▶ _What to produce_: Using the records below, find every line that includes "joined" and copy it.

▶ _Provided data_:
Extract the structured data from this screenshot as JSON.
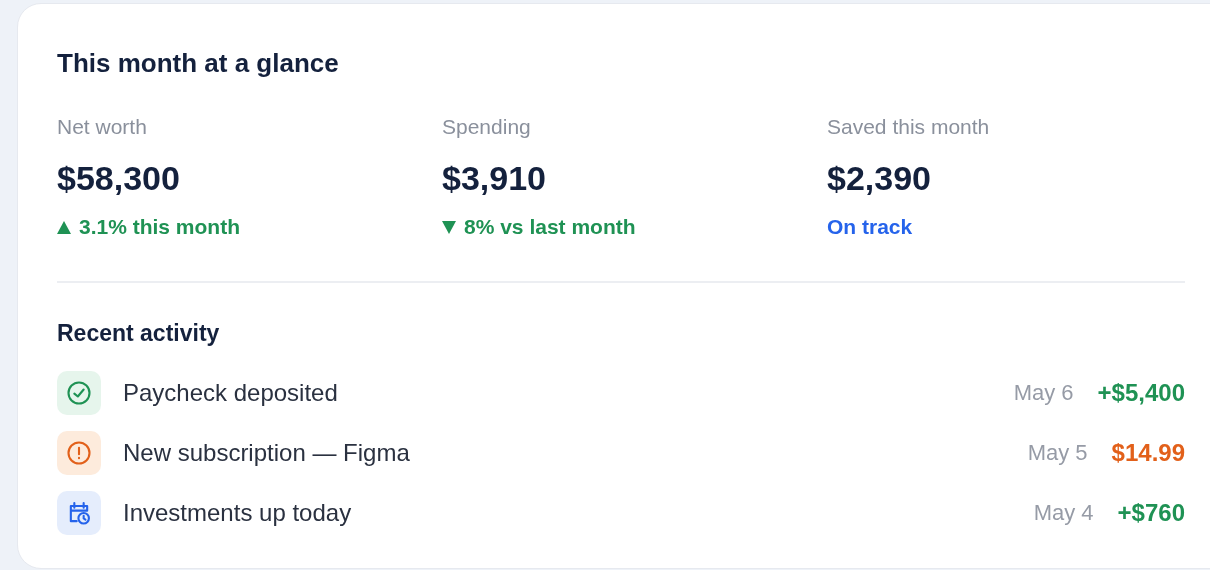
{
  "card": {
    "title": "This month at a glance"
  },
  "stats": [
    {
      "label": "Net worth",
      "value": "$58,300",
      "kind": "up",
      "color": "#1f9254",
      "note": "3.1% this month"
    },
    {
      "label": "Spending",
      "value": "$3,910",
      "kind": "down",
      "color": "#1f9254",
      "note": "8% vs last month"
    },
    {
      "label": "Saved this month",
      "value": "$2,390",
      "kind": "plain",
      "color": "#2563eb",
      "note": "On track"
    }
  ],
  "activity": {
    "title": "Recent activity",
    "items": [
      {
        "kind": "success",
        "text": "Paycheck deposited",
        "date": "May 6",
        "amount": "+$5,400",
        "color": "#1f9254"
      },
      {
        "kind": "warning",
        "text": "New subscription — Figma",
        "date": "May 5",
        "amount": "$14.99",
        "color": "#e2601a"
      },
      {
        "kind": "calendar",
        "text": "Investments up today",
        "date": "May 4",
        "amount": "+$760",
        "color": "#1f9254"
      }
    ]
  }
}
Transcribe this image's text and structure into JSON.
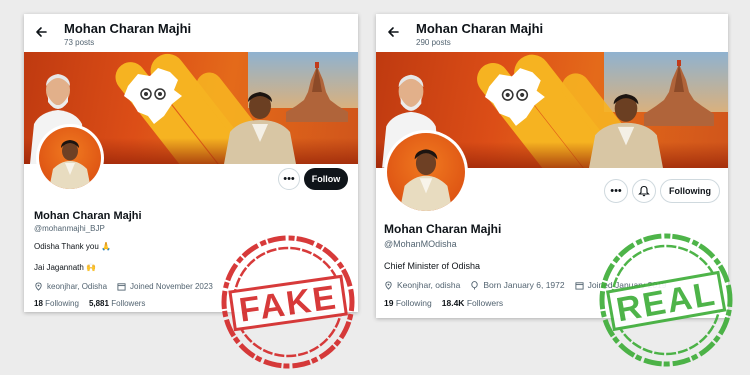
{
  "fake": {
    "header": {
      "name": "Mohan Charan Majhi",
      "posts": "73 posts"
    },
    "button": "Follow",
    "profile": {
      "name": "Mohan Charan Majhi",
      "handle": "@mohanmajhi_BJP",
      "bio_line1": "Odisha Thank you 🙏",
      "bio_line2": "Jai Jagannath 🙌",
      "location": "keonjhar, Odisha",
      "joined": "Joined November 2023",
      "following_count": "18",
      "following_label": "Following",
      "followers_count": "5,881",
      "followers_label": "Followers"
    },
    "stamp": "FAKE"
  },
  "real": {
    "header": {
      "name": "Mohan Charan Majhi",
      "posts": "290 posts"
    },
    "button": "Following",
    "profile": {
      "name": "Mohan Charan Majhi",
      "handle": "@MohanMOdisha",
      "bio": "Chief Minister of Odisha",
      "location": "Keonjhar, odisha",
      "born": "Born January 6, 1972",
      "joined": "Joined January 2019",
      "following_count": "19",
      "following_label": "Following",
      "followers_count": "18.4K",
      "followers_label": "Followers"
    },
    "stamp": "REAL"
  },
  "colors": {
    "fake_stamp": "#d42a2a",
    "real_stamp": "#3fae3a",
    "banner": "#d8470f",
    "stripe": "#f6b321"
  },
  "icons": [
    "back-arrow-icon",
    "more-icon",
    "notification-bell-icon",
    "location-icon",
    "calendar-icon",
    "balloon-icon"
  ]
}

▶ _Completed exercise_:
      "joined": "Joined November 2023",
      "joined": "Joined January 2019",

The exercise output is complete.